Our work from home practices and social activities have, I believe actually strengthened our team inclusivity since Covid 19 began. Examples would include our online yoga practices, our regular social activities led by volunteers from across the business, and just the small ways we have of checking in, listening, and saying thank you on a regular basis.  Again, many of those ideas are not mine or of the leadership group – they come from our broader team who want to work hard,  have fun and be part of something different, perhaps even something special?


Germinating that inclusive environment, where you are encouraged to contribute, challenge and be creative, is only one part of it – hiring the right people again, who thrive in that environment, is when the magic starts. 


How do you get your leadership team on board with diversity and inclusion initiatives?


I don’t have to get anyone on board - if they don’t believe that D&I is just an unwritten and obvious essential, they would never get close to being on the leadership team, or even be or remain in the company.


What would the person you are today say to the person you were on your first day at work?

Wow, what a great question! – I would just reiterate that it is absolutely OK and in fact encouraged, to take a chance. If you try and fail, don’t worry, you will learn many things in that process.Just grab every opportunity that presents itself, and go for it.

How do you handle stress and pressure?

I exercise regularly, try to avoid much alcohol, and focus on the key things I want to get done.  I am experimenting with “Thinking Thursdays” – a regular day (in normal, non Covid 19 times) out of the office, which allows me to focus on the bigger opportunities and challenges of our industry – it allows me to read, research and think.  I find a combination of all these activities help me to sleep pretty well.   

What is one interesting fact that we will be surprised to know about you?

It is less an interesting fact, rather a mantra I try to observe. 
Winston Churchill once said “We make a living by what we get, but we make a life by what we give”


More about Mark:

Mark has 30 years experience in insurance and reinsurance and has lived in Asia for the past 20 years. Having begun his career in London with Sedgwick, Johnson & Higgins and into Marsh following the acquisition, Mark became leader of the international property team based in London.

In 1999 he moved to Tokyo Japan, as Head of Guy Carpenter Fac Japan before relocating to Singapore in 2003 as head of GC Fac Asia Pacific, ultimately becoming COO for Guy Carpenter Asia Pacific in 2007.

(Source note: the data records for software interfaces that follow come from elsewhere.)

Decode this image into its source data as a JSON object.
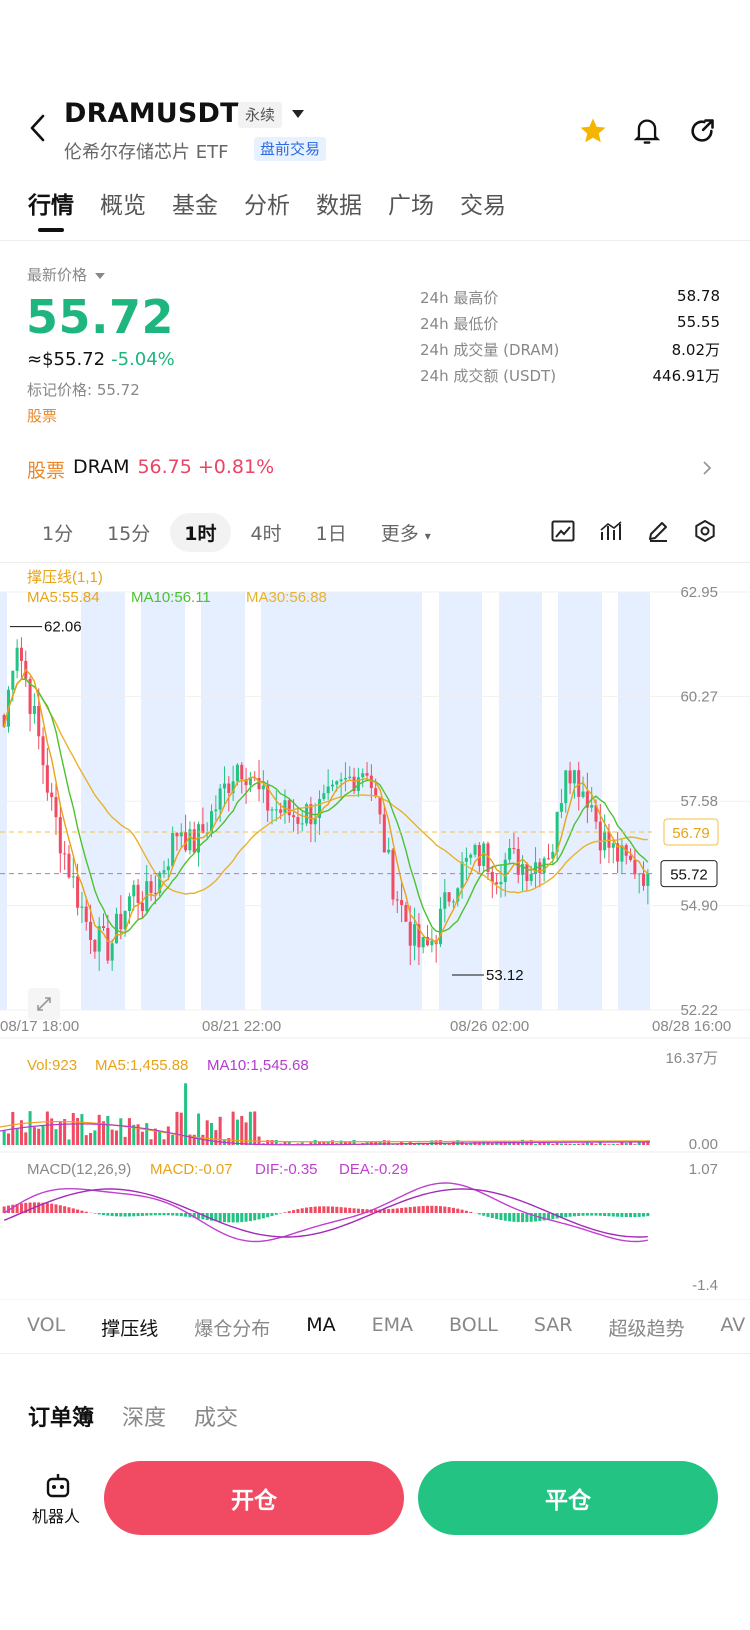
{
  "header": {
    "symbol": "DRAMUSDT",
    "contract_type": "永续",
    "name": "伦希尔存储芯片 ETF",
    "badge": "盘前交易",
    "icons": [
      "back-arrow-icon",
      "star-icon",
      "bell-icon",
      "share-icon"
    ],
    "star_color": "#f5b400"
  },
  "tabs": [
    "行情",
    "概览",
    "基金",
    "分析",
    "数据",
    "广场",
    "交易"
  ],
  "price": {
    "label": "最新价格",
    "last": "55.72",
    "usd": "≈$55.72",
    "change_pct": "-5.04%",
    "mark_price": "标记价格: 55.72",
    "asset_type": "股票",
    "stats": [
      {
        "k": "24h 最高价",
        "v": "58.78"
      },
      {
        "k": "24h 最低价",
        "v": "55.55"
      },
      {
        "k": "24h 成交量 (DRAM)",
        "v": "8.02万"
      },
      {
        "k": "24h 成交额 (USDT)",
        "v": "446.91万"
      }
    ]
  },
  "stock": {
    "label": "股票",
    "ticker": "DRAM",
    "price": "56.75",
    "change": "+0.81%"
  },
  "periods": [
    "1分",
    "15分",
    "1时",
    "4时",
    "1日",
    "更多"
  ],
  "chart_tools": [
    "fullscreen-chart-icon",
    "indicator-icon",
    "draw-pen-icon",
    "settings-gear-icon"
  ],
  "chart_data": {
    "type": "candlestick",
    "indicator_label": "撑压线(1,1)",
    "ma_legend": [
      {
        "text": "MA5:55.84",
        "color": "#e8a317"
      },
      {
        "text": "MA10:56.11",
        "color": "#4cc22e"
      },
      {
        "text": "MA30:56.88",
        "color": "#e8b22a"
      }
    ],
    "y_ticks": [
      "62.95",
      "60.27",
      "57.58",
      "54.90",
      "52.22"
    ],
    "ylim": [
      52.22,
      62.95
    ],
    "x_ticks": [
      "08/17 18:00",
      "08/21 22:00",
      "08/26 02:00",
      "08/28 16:00"
    ],
    "high_marker": "62.06",
    "low_marker": "53.12",
    "support_level": "56.79",
    "current_price": "55.72",
    "close_path": [
      59.5,
      61.9,
      60.5,
      59.1,
      57.5,
      56.4,
      55.4,
      54.5,
      54.0,
      53.8,
      54.6,
      55.3,
      55.0,
      55.5,
      56.2,
      57.0,
      56.4,
      56.8,
      57.4,
      58.0,
      58.6,
      58.3,
      57.6,
      57.4,
      57.3,
      57.2,
      57.3,
      57.4,
      57.6,
      58.0,
      58.3,
      58.5,
      57.2,
      55.7,
      54.8,
      54.0,
      53.7,
      54.3,
      55.2,
      55.8,
      56.1,
      56.2,
      55.8,
      56.1,
      56.0,
      55.9,
      56.2,
      56.5,
      58.7,
      58.1,
      57.7,
      56.7,
      56.3,
      56.0,
      55.9,
      55.72
    ],
    "volume": {
      "legend": [
        {
          "text": "Vol:923",
          "color": "#e8a317"
        },
        {
          "text": "MA5:1,455.88",
          "color": "#e8a317"
        },
        {
          "text": "MA10:1,545.68",
          "color": "#b43bd0"
        }
      ],
      "y_ticks": [
        "16.37万",
        "0.00"
      ]
    },
    "macd": {
      "legend": [
        {
          "text": "MACD(12,26,9)",
          "color": "#888888"
        },
        {
          "text": "MACD:-0.07",
          "color": "#e8a317"
        },
        {
          "text": "DIF:-0.35",
          "color": "#c03fd0"
        },
        {
          "text": "DEA:-0.29",
          "color": "#c03fd0"
        }
      ],
      "y_ticks": [
        "1.07",
        "-1.4"
      ]
    },
    "colors": {
      "up": "#23c384",
      "down": "#f04b63",
      "band": "#e6efff"
    }
  },
  "indicators": [
    "VOL",
    "撑压线",
    "爆仓分布",
    "MA",
    "EMA",
    "BOLL",
    "SAR",
    "超级趋势",
    "AV"
  ],
  "orderbook_tabs": [
    "订单簿",
    "深度",
    "成交"
  ],
  "footer": {
    "robot": "机器人",
    "open": "开仓",
    "close": "平仓"
  }
}
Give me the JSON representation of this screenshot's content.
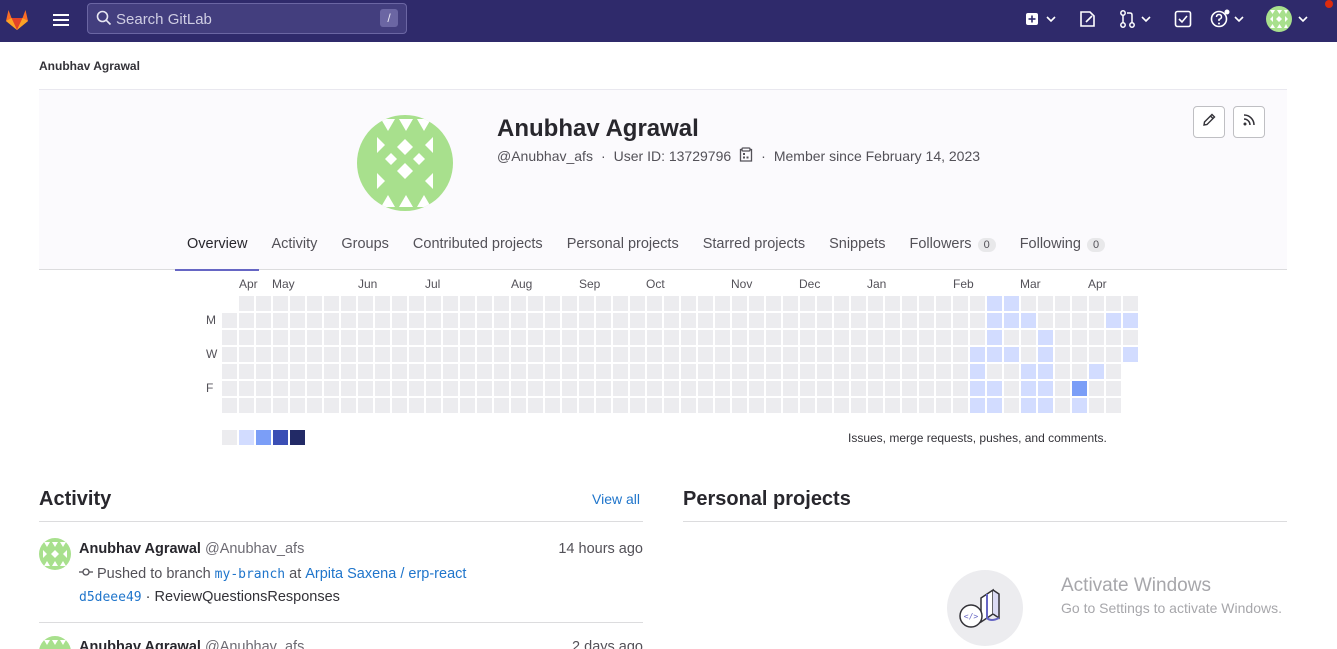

From 2008 to 2015 Mark was CEO of Catlin Asia Pacific, based in Singapore, leading the business through significant change, growth and enhanced profitability, before becoming Head of Asia & Deputy CEO Asia Pacific XL Catlin, following the acquisition by XL Group in

Mark joined Canopius in August 2016, as CEO APAC & MENA and is currently building out  another diversified and strategic business, centered around the quality of its fully empowered team.